The Magic system in the game feels more like an obligation for a fantasy game than something that actually fits into the game. For one, the cost of having some magic ability and knowing a spell or two is so prohibitive that it severely limits a characters ability to really do much else. (In the game that I just ran I did make a sorcerer style character but I tweaked the rules a bit so that they would be able to do something other than just cast two spells.) And two, casting spells costs Vitality which makes them sometimes as lethal to the caster as they are to the victim! And none of them are really all that good. I understand that magic is not a big part of the Pulp world (and is actually one of the reasons why I like Pulp so much) and I wish that the game just didn’t include it, or at least limited it to demons and other weird shit like that. But can a fantasy RPG not have magic? I suppose it could, especially for the audience that wants this type of game. And if it wasn’t available to PC’s it would be so much scarier and more menacing when it was encountered since it would be so foreign to the party. And the game would have to change it's name to just Shadow and Sword. Which isn't all that bad.
I would feel weird if I didn’t mention the premade adventure that comes with the basic guidebook. It’s fine, if a bit complex for a starter adventure. In a nutshell people are being poisoned and the party has to figure out why. Turns out it is in the wine that everyone is drinking, The name of the adventure? It’s In the Wine. That’s weak. Make sure the players don’t even know the name of the adventure you are playing. And strangely, there is also an adventure for the system about poisoned stew. The name of that adventure? The Stew. Apparently the world of Shadow, Sword and Spell is lacking a competent Food and Drug Administration.

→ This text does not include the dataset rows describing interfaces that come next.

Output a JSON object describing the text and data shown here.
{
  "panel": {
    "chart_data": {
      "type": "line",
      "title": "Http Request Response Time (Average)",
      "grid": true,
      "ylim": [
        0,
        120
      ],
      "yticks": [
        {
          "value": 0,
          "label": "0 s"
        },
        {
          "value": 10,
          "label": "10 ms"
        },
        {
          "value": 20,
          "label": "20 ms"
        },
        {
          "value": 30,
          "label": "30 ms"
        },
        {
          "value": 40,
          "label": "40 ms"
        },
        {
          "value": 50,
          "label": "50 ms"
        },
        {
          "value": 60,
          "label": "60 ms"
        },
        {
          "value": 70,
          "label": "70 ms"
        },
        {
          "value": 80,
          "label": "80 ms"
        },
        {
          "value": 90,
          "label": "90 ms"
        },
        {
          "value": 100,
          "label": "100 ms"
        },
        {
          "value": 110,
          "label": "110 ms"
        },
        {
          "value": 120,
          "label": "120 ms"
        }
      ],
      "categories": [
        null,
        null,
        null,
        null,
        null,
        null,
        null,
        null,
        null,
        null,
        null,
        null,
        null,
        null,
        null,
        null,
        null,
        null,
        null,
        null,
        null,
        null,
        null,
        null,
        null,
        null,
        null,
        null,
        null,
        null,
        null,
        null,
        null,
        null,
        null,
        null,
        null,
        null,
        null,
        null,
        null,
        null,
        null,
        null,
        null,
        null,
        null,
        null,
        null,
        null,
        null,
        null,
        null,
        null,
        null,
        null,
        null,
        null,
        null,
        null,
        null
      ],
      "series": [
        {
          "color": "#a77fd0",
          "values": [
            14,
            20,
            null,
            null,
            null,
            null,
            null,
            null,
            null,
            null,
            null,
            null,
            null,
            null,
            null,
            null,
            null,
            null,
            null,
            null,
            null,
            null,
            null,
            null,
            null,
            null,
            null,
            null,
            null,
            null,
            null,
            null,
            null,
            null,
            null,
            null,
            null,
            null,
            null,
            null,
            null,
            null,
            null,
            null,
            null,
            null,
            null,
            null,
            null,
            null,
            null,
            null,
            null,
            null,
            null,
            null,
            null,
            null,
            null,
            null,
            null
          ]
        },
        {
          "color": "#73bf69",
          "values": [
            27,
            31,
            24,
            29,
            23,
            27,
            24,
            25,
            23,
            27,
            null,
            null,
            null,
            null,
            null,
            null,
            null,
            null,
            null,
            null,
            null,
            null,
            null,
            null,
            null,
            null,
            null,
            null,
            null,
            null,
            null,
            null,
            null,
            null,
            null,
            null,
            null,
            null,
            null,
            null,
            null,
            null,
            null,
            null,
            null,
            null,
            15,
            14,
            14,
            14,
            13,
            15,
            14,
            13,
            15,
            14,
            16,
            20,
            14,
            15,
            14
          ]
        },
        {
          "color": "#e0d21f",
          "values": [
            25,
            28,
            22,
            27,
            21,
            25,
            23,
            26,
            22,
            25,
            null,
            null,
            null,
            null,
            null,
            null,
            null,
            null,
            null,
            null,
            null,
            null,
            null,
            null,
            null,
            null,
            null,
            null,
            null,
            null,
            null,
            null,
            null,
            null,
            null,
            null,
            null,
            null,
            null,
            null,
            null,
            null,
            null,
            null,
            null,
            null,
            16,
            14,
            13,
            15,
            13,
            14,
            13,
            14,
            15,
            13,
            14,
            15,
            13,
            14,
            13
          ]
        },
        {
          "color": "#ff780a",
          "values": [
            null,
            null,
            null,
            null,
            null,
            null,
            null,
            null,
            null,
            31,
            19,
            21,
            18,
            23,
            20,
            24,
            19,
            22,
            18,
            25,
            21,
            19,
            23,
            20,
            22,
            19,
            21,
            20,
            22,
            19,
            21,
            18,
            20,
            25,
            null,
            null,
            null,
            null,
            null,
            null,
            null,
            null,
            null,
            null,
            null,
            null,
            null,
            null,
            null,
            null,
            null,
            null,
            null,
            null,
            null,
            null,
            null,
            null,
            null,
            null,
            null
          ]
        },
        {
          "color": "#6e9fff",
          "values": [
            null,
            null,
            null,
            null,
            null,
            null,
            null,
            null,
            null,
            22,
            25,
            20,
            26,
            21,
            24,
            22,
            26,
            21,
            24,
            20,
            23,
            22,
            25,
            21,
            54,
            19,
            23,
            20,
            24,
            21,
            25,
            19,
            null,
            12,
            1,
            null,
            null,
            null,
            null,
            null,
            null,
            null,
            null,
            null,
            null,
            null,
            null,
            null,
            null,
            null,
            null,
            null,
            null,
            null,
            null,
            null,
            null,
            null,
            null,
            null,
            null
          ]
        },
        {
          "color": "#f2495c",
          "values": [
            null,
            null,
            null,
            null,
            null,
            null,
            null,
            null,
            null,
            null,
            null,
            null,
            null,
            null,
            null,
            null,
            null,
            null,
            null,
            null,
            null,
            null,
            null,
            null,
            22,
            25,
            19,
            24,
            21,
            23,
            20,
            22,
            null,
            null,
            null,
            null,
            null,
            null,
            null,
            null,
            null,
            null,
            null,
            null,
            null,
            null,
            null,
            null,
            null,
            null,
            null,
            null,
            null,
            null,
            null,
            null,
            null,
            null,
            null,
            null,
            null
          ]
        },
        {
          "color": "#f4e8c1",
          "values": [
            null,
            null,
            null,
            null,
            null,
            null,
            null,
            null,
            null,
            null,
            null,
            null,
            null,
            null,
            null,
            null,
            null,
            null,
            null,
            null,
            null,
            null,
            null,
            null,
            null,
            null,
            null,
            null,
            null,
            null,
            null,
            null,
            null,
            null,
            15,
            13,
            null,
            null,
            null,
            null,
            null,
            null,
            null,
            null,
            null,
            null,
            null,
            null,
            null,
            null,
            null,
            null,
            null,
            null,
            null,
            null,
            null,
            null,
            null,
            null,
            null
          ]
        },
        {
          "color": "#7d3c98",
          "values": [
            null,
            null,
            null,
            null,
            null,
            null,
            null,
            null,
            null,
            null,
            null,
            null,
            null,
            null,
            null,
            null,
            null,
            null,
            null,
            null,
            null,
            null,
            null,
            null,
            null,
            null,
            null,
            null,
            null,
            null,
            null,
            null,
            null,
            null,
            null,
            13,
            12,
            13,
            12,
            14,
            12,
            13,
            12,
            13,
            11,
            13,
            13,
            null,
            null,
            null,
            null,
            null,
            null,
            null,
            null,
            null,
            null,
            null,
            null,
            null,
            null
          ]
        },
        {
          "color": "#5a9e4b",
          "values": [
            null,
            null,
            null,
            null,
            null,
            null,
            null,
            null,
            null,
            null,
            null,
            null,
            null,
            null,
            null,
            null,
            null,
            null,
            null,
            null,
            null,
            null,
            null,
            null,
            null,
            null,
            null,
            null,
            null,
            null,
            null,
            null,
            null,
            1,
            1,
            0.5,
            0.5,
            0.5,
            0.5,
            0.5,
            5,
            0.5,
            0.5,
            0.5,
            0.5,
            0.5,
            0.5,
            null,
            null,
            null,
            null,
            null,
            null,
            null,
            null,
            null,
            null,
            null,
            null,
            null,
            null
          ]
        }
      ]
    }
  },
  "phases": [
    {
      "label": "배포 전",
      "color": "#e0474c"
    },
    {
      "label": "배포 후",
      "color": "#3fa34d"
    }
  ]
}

This doesn’t sound like a glowing review of Shadow, Sword and Spell but I do think that the game is a lot of fun, mainly due to the hooks, actions points and the theme of the world. Rules are very fungible as far as I am concerned. I frequently add and drop things from games all the time so it’s easy for me to look past the clunkiness of the 12 degree system. If you, or the people you play with, are rules lawyers then I suspect that you will either become frustrated with SS&S or break the rules and find all sorts of loopholes in creating powerhouses. But if you just want to have a fun gaming experience you could do way worse than this game. Have fun!